What's The Deal: If you've seen the original 1972 version of this movie (which director Wes Craven says was his response to The Vietnam War) then you know exactly what happens. But without giving away too much, I can tell you that the plot has been altered in a way that dismantles every single justification for its existence outside of the desire to witness mindless cathartic vengeance. It proves the point of a violent-movie-critiquing violent movie like Funny Games and implicates everyone who looks at it and doesn't walk out after the first 40 minutes. That means this updated quest-for-blood-soaked-justice now has no reason to live and might as well die itself. Having said that, the part with the microwave is really cool and gross and worth the admission price for gorehounds in need of a fix.
Now With Extra Rape: The early scenes of assault in the original film focused more on cheap gore makeup and fake disembowelments than on brutal protracted rape scenes. Aiming to shock a more jaded modern audience and correcting that obvious error was the apparent mandate of this remake. So now you get long, longer, loooooongest scenes of the two young women being beaten and violated. On the scale of un-sit-through-able, it's not quite at Captivity-level disgust and repulsion, but it's close. It's not fun to watch at all and will make you long for the 1972 version's comic-relief moments featuring chicken trucks and goofy banjo music. And if it is fun for you to watch then you have a problem. There, the guy who liked the microwave scene just judged you.

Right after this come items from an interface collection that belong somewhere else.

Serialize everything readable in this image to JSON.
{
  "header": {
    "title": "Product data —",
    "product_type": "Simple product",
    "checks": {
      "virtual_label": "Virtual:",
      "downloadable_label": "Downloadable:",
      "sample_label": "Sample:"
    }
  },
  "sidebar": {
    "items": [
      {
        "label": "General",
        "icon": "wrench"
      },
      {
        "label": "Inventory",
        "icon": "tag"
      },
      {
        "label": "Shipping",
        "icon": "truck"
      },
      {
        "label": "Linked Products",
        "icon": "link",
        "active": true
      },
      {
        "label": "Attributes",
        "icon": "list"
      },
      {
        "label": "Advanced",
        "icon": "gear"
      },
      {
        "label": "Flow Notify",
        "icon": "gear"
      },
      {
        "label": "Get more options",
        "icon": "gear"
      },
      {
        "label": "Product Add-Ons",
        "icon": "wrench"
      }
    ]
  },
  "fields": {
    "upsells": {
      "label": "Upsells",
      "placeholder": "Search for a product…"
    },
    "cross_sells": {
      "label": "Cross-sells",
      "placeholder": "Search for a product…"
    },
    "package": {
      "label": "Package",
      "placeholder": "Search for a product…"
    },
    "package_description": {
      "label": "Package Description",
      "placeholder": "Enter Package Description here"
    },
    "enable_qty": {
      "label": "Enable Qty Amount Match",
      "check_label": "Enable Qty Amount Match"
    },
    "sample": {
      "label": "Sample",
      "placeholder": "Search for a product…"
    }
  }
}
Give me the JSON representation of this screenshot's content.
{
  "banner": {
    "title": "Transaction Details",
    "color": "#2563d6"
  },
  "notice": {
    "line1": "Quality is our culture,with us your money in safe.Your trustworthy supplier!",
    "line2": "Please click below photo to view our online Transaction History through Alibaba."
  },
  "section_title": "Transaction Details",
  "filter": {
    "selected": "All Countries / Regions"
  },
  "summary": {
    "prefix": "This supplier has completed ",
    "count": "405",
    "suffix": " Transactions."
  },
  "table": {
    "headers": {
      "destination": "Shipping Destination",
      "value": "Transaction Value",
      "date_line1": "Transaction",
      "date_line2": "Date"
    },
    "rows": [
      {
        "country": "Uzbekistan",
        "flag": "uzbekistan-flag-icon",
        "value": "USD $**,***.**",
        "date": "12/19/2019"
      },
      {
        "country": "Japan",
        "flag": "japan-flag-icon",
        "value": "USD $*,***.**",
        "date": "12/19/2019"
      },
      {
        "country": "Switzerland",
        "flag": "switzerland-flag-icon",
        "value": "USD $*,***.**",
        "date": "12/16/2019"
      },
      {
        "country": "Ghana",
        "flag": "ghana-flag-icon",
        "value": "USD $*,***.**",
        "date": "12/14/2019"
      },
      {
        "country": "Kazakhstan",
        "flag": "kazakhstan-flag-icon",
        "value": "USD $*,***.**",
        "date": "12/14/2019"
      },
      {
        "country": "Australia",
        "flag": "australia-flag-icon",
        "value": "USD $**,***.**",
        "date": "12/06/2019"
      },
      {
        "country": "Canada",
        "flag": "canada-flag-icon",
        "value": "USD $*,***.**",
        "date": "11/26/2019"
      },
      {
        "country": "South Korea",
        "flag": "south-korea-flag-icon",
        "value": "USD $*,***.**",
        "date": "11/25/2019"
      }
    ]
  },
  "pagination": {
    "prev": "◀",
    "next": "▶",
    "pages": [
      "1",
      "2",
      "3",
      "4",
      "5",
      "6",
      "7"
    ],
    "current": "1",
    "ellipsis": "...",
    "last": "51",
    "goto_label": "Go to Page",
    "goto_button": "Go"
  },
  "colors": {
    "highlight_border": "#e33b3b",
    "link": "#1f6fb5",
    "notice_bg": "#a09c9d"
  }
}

Impress Your Friends With Movie Knowledge You Got Off The Internet: Even the original Last House was based on Ingmar Bergman's The Virgin Spring. Except in that Swedish art-house hit there's no awesome moments of human beings getting themselves ripped apart, no one suffering through their "bathing suit area" being chewed off by a mom on the warpath and no raw documentary-like violence.